Everything was soaked, including me. My nerves were trashed. I fell into a pile of large rocks and laid there for hours, fading in and out of sleep. My thoughts were delirious. At one point I took out my harmonica and started singing poorly composed blues riffs.
I got the blues
do da do da
Because of the rain
da da do da
It’s not raining now
do da do da
But it sure was this morning and last night
da da do da
And I don’t know if I want to cry
do da do da
da da do da
Because this bad weather keeps getting me down
do da do da
And draining me of all of my psychological … strength
da da do da
My unstable mind wandered in and out of dreams. But one stuck with me:
I am in the main channel of the river, 200 feet away from the shore.
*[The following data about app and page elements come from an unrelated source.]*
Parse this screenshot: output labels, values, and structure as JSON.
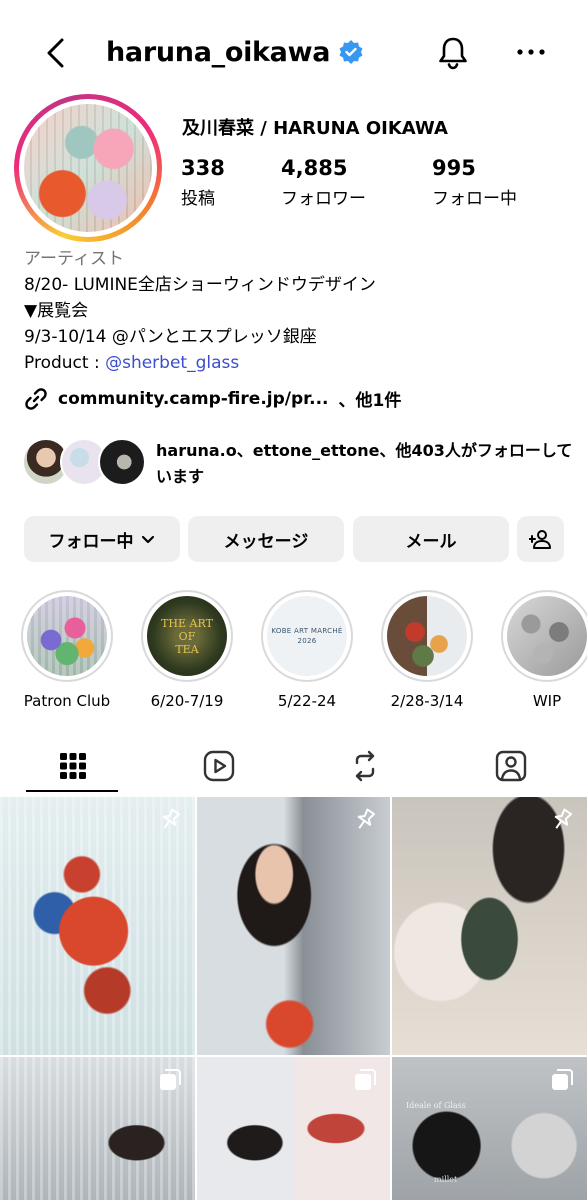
{
  "header": {
    "username": "haruna_oikawa",
    "verified": true,
    "icons": [
      "back-arrow-icon",
      "verified-badge-icon",
      "bell-icon",
      "more-icon"
    ]
  },
  "profile": {
    "display_name": "及川春菜 / HARUNA OIKAWA",
    "stats": [
      {
        "value": "338",
        "label": "投稿"
      },
      {
        "value": "4,885",
        "label": "フォロワー"
      },
      {
        "value": "995",
        "label": "フォロー中"
      }
    ]
  },
  "bio": {
    "category": "アーティスト",
    "line1": "8/20- LUMINE全店ショーウィンドウデザイン",
    "line2": "▼展覧会",
    "line3": "9/3-10/14 @パンとエスプレッソ銀座",
    "product_prefix": "Product : ",
    "product_mention": "@sherbet_glass",
    "link_text": "community.camp-fire.jp/pr...",
    "link_suffix": "、他1件"
  },
  "followed_by": {
    "names": "haruna.o、ettone_ettone、",
    "rest": "他403人がフォローしています"
  },
  "buttons": {
    "following": "フォロー中",
    "message": "メッセージ",
    "email": "メール"
  },
  "highlights": [
    {
      "label": "Patron Club"
    },
    {
      "label": "6/20-7/19",
      "art_text_1": "THE ART",
      "art_text_2": "OF",
      "art_text_3": "TEA"
    },
    {
      "label": "5/22-24",
      "art_text_1": "KOBE ART MARCHÉ",
      "art_text_2": "2026"
    },
    {
      "label": "2/28-3/14"
    },
    {
      "label": "WIP"
    }
  ],
  "tabs": [
    "grid-icon",
    "reels-icon",
    "reposts-icon",
    "tagged-icon"
  ],
  "grid_labels": {
    "cd_title": "Ideale of Glass",
    "cd_subtitle": "millet"
  },
  "colors": {
    "verified_blue": "#3897f0",
    "mention_blue": "#3b4fce",
    "button_gray": "#efefef",
    "category_gray": "#737373"
  }
}
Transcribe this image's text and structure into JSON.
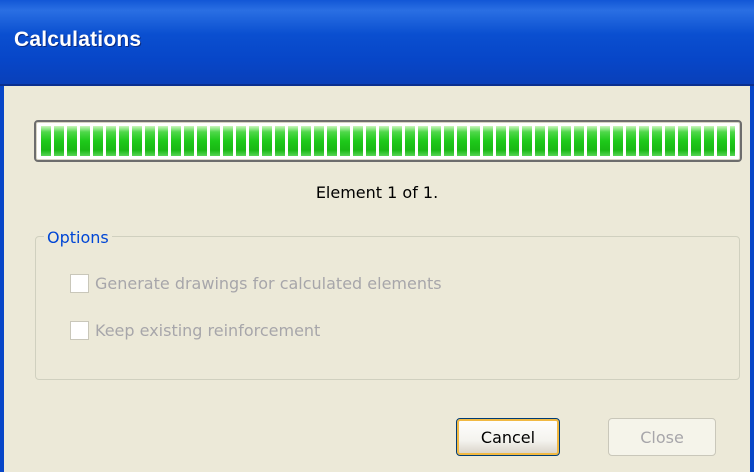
{
  "window": {
    "title": "Calculations"
  },
  "progress": {
    "fraction": 1.0,
    "color": "#22c41c",
    "status_text": "Element 1 of 1."
  },
  "options": {
    "group_label": "Options",
    "items": [
      {
        "label": "Generate drawings for calculated elements",
        "checked": false,
        "enabled": false
      },
      {
        "label": "Keep existing reinforcement",
        "checked": false,
        "enabled": false
      }
    ]
  },
  "buttons": {
    "cancel": {
      "label": "Cancel",
      "enabled": true
    },
    "close": {
      "label": "Close",
      "enabled": false
    }
  }
}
It is quiet and lonely. The water of the winter is different from that of the summer. It is much colder, yes. But there is something else. Its hue—almost greenish—hints at an underlying change in the power of the river. In the summer it gives life. But now it takes life. I see that the water too has its seasons. I aspired to be a participant in this understanding of the river, but participation requires two willing parties, and the river does not care.
Underneath a bleak and overcast sky, I take off my life vest. I set it in the canoe next to my discarded paddle and boots. The wind slowly turns the drifting boat counter to the current.
With an accepted resignation of my insignificance amongst something greater, I roll out of the canoe and into the icy water.
I gasp at the shocking embrace of the river. I jerkingly scream at the pain between gasps. The noises carry across the surface of the water and fade into nothing. My fingers go numb, and I clench my fists. I tread water with my arms and legs, but the cold only spreads faster.
Wind and current rarely agree. The wind takes the canoe on a new course while I drift along in the current on another path.
My breaths come in spasms. Fast at first, they quickly begin to slow. My muscles twitch and quiver—one final act of self-preservation. This effort is wasted in the freezing water. My muscles shut down within minutes of giving myself to the river.
I float along low in the current, through small boils and swirls of water. My mind is numb to the beauty around me. Soon my body accepts what my soul already conceded. To the South, the wind carries my last breath. I slip into the murky depths without a word.
The river kept flowing.